#### ASSIGNED TASK
Take every line from the entries below that includes the word "controls" and copy it.

#### DATA
"""

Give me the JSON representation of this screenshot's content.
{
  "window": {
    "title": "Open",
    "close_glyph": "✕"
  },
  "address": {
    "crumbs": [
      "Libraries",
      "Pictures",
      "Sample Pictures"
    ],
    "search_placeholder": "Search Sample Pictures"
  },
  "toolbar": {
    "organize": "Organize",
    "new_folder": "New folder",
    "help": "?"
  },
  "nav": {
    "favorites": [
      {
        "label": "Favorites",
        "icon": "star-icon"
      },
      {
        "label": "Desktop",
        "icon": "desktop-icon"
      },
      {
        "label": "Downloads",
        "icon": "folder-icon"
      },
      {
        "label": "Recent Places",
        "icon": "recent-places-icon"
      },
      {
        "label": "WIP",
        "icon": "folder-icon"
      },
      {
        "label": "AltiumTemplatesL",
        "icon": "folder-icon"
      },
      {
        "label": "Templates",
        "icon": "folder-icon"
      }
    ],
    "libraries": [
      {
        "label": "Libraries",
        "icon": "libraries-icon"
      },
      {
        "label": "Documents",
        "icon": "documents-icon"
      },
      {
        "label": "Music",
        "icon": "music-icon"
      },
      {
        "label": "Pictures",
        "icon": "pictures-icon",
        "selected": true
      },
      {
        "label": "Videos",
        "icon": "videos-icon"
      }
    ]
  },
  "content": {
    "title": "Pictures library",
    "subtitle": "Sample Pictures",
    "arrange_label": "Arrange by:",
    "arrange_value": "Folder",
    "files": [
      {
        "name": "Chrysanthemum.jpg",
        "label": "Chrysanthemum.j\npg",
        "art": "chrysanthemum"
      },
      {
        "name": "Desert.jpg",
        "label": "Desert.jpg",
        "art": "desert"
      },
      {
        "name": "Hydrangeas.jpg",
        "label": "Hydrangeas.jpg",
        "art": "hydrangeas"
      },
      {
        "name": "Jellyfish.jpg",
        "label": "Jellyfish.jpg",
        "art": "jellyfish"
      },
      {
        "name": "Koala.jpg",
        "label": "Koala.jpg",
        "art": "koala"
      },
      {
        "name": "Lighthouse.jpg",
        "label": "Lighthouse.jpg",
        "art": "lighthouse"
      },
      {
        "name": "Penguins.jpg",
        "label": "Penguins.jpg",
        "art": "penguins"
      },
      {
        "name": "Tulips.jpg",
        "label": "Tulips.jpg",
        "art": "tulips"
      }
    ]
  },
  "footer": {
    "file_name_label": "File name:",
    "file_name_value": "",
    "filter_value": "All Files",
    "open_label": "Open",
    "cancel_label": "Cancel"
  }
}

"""
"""

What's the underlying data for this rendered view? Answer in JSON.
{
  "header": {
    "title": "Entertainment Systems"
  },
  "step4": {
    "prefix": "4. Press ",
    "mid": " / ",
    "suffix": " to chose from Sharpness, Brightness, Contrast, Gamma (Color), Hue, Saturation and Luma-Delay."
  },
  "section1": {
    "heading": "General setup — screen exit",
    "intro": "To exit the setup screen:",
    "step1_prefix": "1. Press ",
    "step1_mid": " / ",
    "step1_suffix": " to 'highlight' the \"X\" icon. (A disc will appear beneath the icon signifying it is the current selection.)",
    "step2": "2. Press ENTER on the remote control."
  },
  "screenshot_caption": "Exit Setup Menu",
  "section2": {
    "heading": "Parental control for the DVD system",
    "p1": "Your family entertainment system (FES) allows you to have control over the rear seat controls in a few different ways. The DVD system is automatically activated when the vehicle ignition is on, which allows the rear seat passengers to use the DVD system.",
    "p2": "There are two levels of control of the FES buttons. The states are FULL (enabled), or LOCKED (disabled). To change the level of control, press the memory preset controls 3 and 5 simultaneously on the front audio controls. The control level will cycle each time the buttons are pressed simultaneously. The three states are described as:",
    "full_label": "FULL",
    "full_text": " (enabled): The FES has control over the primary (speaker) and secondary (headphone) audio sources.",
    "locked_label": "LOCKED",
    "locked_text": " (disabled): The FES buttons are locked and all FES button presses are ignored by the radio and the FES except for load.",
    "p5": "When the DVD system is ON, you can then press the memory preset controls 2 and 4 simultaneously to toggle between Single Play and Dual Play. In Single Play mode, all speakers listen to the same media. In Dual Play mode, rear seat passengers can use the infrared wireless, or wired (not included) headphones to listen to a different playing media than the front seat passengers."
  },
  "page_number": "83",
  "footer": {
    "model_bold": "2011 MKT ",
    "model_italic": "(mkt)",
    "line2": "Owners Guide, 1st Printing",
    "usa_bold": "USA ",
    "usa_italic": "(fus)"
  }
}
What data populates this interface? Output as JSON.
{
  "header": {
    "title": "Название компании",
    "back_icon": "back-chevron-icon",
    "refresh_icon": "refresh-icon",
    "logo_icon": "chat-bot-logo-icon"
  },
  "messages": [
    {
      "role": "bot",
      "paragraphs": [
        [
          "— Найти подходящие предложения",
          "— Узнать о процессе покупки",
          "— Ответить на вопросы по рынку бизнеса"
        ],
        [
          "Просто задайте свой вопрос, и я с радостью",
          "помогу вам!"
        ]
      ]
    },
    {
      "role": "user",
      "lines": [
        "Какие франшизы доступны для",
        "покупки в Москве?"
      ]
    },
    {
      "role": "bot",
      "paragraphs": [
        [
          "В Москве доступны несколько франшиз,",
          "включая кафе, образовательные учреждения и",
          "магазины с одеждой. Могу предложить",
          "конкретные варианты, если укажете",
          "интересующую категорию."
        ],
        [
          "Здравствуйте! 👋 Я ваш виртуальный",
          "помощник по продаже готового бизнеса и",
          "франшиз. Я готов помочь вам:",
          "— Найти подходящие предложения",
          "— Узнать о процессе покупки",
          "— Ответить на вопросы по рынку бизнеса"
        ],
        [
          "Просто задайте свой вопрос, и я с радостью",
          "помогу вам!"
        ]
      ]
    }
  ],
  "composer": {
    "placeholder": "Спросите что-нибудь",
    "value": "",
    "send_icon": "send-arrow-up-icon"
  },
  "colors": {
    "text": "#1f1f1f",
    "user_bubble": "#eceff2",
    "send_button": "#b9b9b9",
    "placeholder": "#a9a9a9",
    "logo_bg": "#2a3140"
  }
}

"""

#### OUTPUT OF THE EXERCISE
    "p1": "Your family entertainment system (FES) allows you to have control over the rear seat controls in a few different ways. The DVD system is automatically activated when the vehicle ignition is on, which allows the rear seat passengers to use the DVD system.",
    "p2": "There are two levels of control of the FES buttons. The states are FULL (enabled), or LOCKED (disabled). To change the level of control, press the memory preset controls 3 and 5 simultaneously on the front audio controls. The control level will cycle each time the buttons are pressed simultaneously. The three states are described as:",
    "p5": "When the DVD system is ON, you can then press the memory preset controls 2 and 4 simultaneously to toggle between Single Play and Dual Play. In Single Play mode, all speakers listen to the same media. In Dual Play mode, rear seat passengers can use the infrared wireless, or wired (not included) headphones to listen to a different playing media than the front seat passengers."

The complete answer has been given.